The Wabash and Erie Canal
The name Wabash derives from the Miami-Illinois phrase water over white stones; the Miami name reflected the clarity of the river whose bottom is limestone.
The Wabash Post Office has been Operating since 1839
The first electrically lighted city in the world was inaugurated on March 31, 1880. The Wabash courthouse grounds were lighted with four 3,000-candle power lamps suspended from the top of the courthouse. Two telegraph wires ran from the lamps to the courthouse basement, where they were connected to a threshing machine to provide power.
Wabash is Home to Several Historic Districts
The Wabash and Erie Canal provided traders with access from the Great Lakes to the Ohio River; 460 miles long, it was the longest canal ever built in North America. The waterway was a combination of four canals: the Miami and Erie, the original Wabash and Erie from Junction to Terre Haute, Indiana, the Cross-Cut Canal from Terre Haute to Point Commerce, and the Central Canal from Worthington to Evansville.
The Interpretive Center is an open-air village located on the banks of the canal in Delphi, Indiana. The interpretive center includes a model canal with a miniature reservoir, aqueduct, lock, and gristmill. The model canal boat General Grant shows the type of boats that carried freight on the canal during its final years of full-scale operation from the 1860s to 1874.
The Wabash & Erie Canal Association is dedicated to Indiana’s Canal Heritage
Travel along the canal was accomplished by canal freight and passenger packets. The passenger packet consisted of a series of rooms and a main saloon where meals were taken. This room was converted into a men’s dorm for sleeping. The women’s saloon was towards the back of the boat.
The Packets were Pulled by Horses and Oxen
The Route was from Toledo on Lake Erie to Fort Wayne.

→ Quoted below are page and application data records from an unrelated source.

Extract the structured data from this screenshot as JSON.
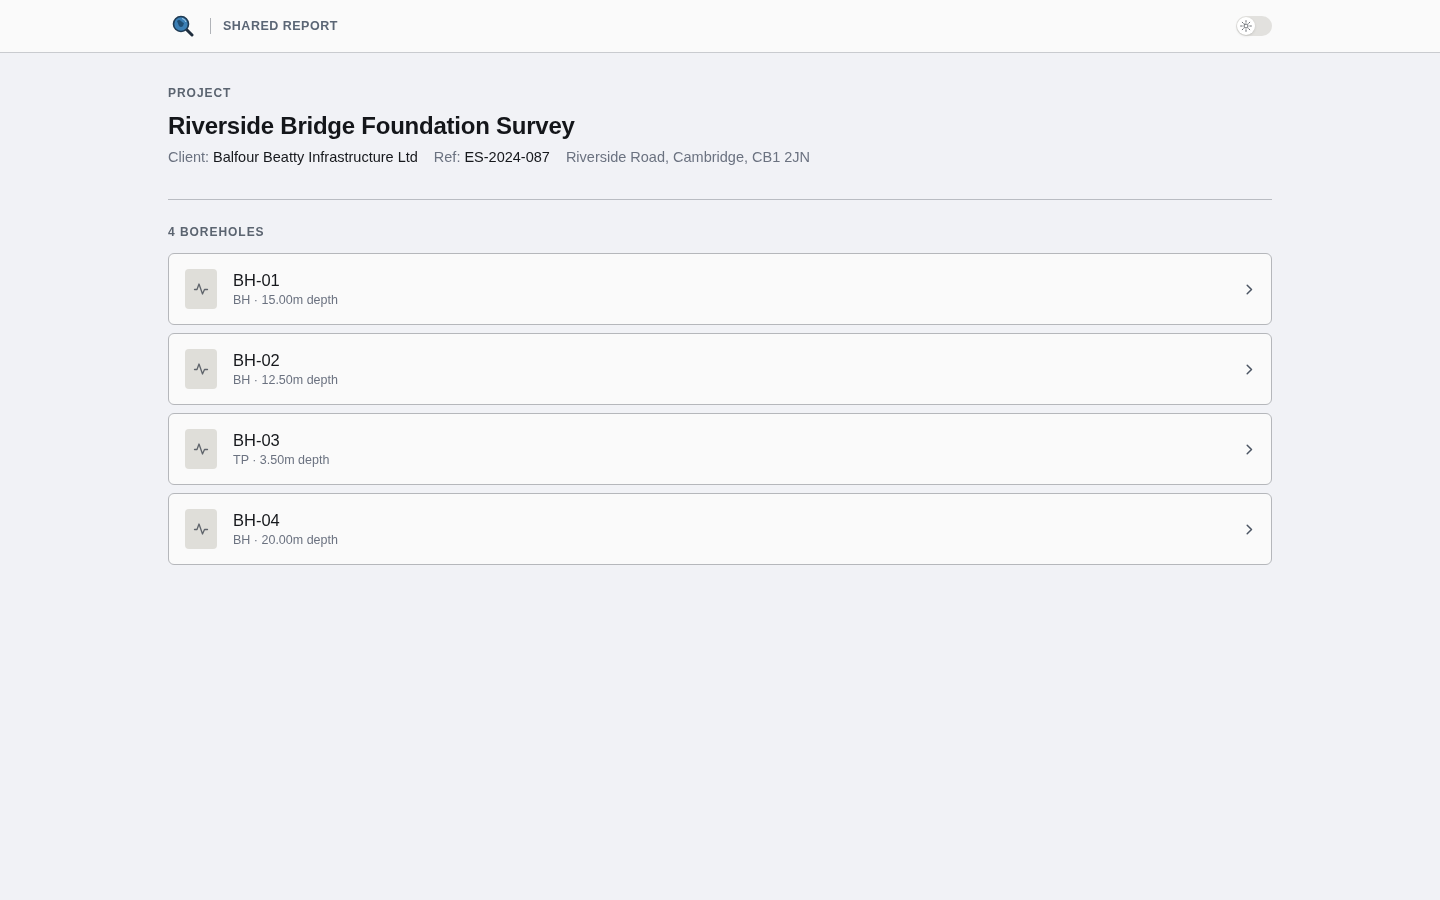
{
  "header": {
    "title": "SHARED REPORT",
    "theme_toggle": {
      "on": false
    }
  },
  "project": {
    "eyebrow": "PROJECT",
    "title": "Riverside Bridge Foundation Survey",
    "meta": [
      {
        "label": "Client:",
        "value": "Balfour Beatty Infrastructure Ltd"
      },
      {
        "label": "Ref:",
        "value": "ES-2024-087"
      },
      {
        "text": "Riverside Road, Cambridge, CB1 2JN"
      }
    ]
  },
  "boreholes": {
    "heading": "4 BOREHOLES",
    "items": [
      {
        "name": "BH-01",
        "details": "BH · 15.00m depth"
      },
      {
        "name": "BH-02",
        "details": "BH · 12.50m depth"
      },
      {
        "name": "BH-03",
        "details": "TP · 3.50m depth"
      },
      {
        "name": "BH-04",
        "details": "BH · 20.00m depth"
      }
    ]
  }
}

From here, it follows the historic Indian portage to the Wabash River, then heads downstream to Delphi and, using several other river ways, it reaches the Ohio River.
Connect for Travel to Wabash